In Kill Decision, Odin fails to recognize an important force
On page 126 of Daniel Suarez’s Kill Decision (excellent sf techno-thriller set in near future):
There were Westerners who looked with concern at the suffering of burgeoning Third World populations, but Odin knew that Mother Nature wasn’t the nurturing type. In fact, she might view the stable populations of the West as a failure—a rebellion against primordial order. Nature wanted only one thing: for creatures to produce viable offspring. After that, you were genetically dead. Nature had no more use for you. Your extended lifespan, your biography, your Hummel figurine collection, were all just taking up space.
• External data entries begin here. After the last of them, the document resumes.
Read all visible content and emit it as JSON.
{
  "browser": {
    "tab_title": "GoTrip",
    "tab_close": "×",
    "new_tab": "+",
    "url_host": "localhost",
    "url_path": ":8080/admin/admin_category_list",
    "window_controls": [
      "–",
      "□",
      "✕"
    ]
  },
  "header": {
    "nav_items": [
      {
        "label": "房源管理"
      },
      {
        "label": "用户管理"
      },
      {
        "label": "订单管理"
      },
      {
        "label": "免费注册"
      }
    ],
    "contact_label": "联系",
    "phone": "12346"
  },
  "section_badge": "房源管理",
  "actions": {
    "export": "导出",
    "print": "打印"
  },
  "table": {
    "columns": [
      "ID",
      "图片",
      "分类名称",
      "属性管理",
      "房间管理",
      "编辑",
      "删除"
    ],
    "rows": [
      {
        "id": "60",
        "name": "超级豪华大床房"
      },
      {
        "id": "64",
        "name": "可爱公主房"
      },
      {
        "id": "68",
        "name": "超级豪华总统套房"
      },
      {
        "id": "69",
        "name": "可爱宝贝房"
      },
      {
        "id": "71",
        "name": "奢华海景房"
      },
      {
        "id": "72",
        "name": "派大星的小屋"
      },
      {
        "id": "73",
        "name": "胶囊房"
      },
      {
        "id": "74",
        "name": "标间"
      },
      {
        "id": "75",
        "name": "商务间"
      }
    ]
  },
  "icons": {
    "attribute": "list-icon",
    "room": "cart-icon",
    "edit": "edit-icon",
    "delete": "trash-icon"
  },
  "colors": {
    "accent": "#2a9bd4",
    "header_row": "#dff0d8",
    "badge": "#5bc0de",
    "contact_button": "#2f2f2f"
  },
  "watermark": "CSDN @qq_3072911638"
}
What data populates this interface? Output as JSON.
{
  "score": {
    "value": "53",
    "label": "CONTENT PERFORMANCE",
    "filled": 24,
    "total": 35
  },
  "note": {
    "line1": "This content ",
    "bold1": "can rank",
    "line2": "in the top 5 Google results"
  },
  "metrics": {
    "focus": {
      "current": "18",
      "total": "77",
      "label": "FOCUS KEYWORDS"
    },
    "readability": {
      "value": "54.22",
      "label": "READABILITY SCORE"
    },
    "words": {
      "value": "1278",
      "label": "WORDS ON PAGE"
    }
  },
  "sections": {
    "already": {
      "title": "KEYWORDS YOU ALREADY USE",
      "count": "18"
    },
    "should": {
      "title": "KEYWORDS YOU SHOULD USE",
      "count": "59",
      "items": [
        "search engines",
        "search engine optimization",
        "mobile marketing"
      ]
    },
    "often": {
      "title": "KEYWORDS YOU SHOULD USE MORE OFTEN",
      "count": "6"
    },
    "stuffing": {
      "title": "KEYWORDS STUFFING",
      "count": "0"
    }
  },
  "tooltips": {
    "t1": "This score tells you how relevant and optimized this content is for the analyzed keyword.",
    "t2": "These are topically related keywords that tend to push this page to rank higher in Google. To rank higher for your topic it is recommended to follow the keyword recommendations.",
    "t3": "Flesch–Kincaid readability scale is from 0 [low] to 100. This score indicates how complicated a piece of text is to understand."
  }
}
By some cosmic joke, nearly the entire scope of human experience was at odds with the biological world.
The problem here is that Odin (and Suarez) have too limited a perspective on Mother Nature, which not only provides the laws and settings for the emergence of lifeforms and their subsequent evolution, but has also produced another emergence from that: memes, the units on which human culture is based and whose interactions drive memetic/cultural evolution. Memes evolve at a rate millions of times faster than do lifeforms, and nowadays the dominant force in human life is not biological evolution but memetic evolution. Indeed, the novel itself is about the evolution of memes and how humans created an environment that supports and nourishes memes and facilitates their evolution.
He should read The Meme Machine, by Susan Blackmore. And he’s not the only one.